**Extracted material**
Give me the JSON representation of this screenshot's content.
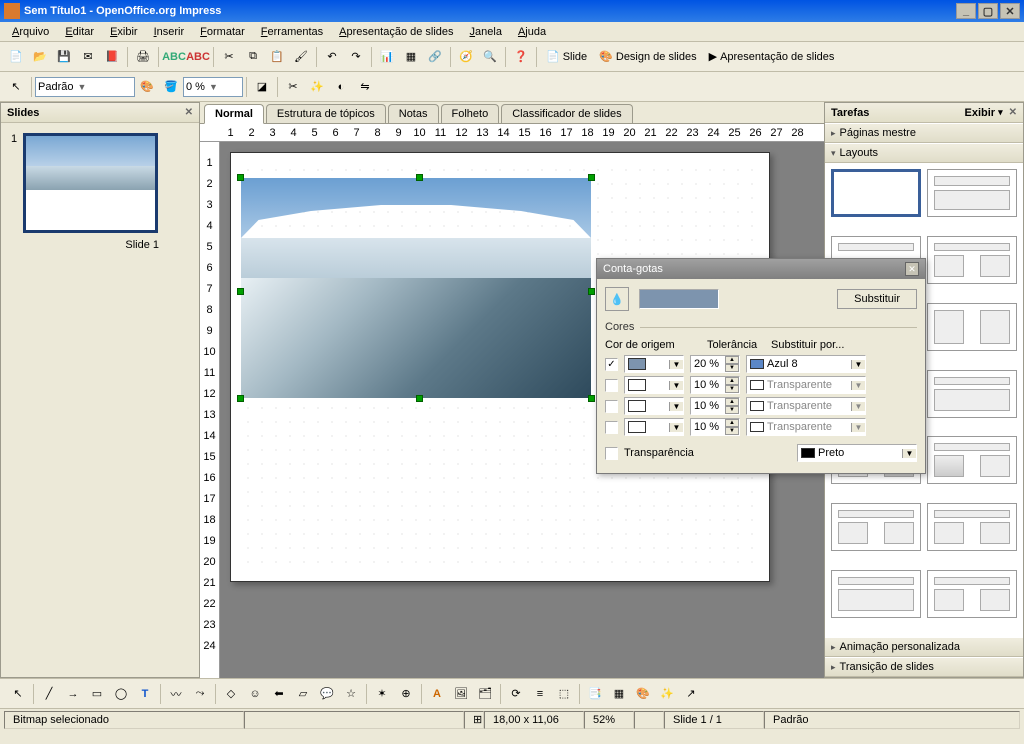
{
  "window": {
    "title": "Sem Título1 - OpenOffice.org Impress"
  },
  "menu": {
    "items": [
      "Arquivo",
      "Editar",
      "Exibir",
      "Inserir",
      "Formatar",
      "Ferramentas",
      "Apresentação de slides",
      "Janela",
      "Ajuda"
    ]
  },
  "toolbar2": {
    "style_label": "Padrão",
    "zoom_value": "0 %"
  },
  "toolbar_links": {
    "slide": "Slide",
    "design": "Design de slides",
    "presentation": "Apresentação de slides"
  },
  "slides_panel": {
    "title": "Slides",
    "slide1_num": "1",
    "slide1_caption": "Slide 1"
  },
  "viewtabs": {
    "items": [
      "Normal",
      "Estrutura de tópicos",
      "Notas",
      "Folheto",
      "Classificador de slides"
    ]
  },
  "ruler_h": [
    "1",
    "2",
    "3",
    "4",
    "5",
    "6",
    "7",
    "8",
    "9",
    "10",
    "11",
    "12",
    "13",
    "14",
    "15",
    "16",
    "17",
    "18",
    "19",
    "20",
    "21",
    "22",
    "23",
    "24",
    "25",
    "26",
    "27",
    "28"
  ],
  "ruler_v": [
    "1",
    "2",
    "3",
    "4",
    "5",
    "6",
    "7",
    "8",
    "9",
    "10",
    "11",
    "12",
    "13",
    "14",
    "15",
    "16",
    "17",
    "18",
    "19",
    "20",
    "21",
    "22",
    "23",
    "24"
  ],
  "tasks": {
    "title": "Tarefas",
    "view_label": "Exibir",
    "sections": {
      "master": "Páginas mestre",
      "layouts": "Layouts",
      "anim": "Animação personalizada",
      "trans": "Transição de slides"
    }
  },
  "dialog": {
    "title": "Conta-gotas",
    "substitute_btn": "Substituir",
    "colors_group": "Cores",
    "headers": {
      "source": "Cor de origem",
      "tolerance": "Tolerância",
      "replace": "Substituir por..."
    },
    "rows": [
      {
        "checked": true,
        "tolerance": "20 %",
        "replace": "Azul 8",
        "replace_color": "#5b87c7",
        "swatch": "#7d94ae",
        "disabled": false
      },
      {
        "checked": false,
        "tolerance": "10 %",
        "replace": "Transparente",
        "replace_color": "#ffffff",
        "swatch": "#ffffff",
        "disabled": true
      },
      {
        "checked": false,
        "tolerance": "10 %",
        "replace": "Transparente",
        "replace_color": "#ffffff",
        "swatch": "#ffffff",
        "disabled": true
      },
      {
        "checked": false,
        "tolerance": "10 %",
        "replace": "Transparente",
        "replace_color": "#ffffff",
        "swatch": "#ffffff",
        "disabled": true
      }
    ],
    "transparency_label": "Transparência",
    "transparency_replace": "Preto",
    "transparency_color": "#000000"
  },
  "statusbar": {
    "selection": "Bitmap selecionado",
    "pos": "18,00 x 11,06",
    "zoom": "52%",
    "page": "Slide 1 / 1",
    "mode": "Padrão"
  }
}
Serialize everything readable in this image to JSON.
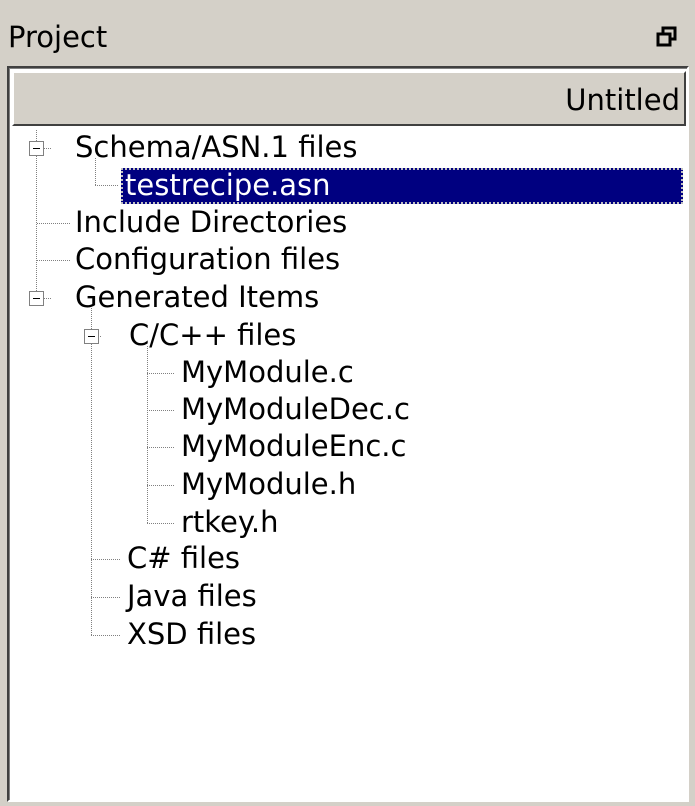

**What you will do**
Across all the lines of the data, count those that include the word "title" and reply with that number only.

**Answer to the exercise**
4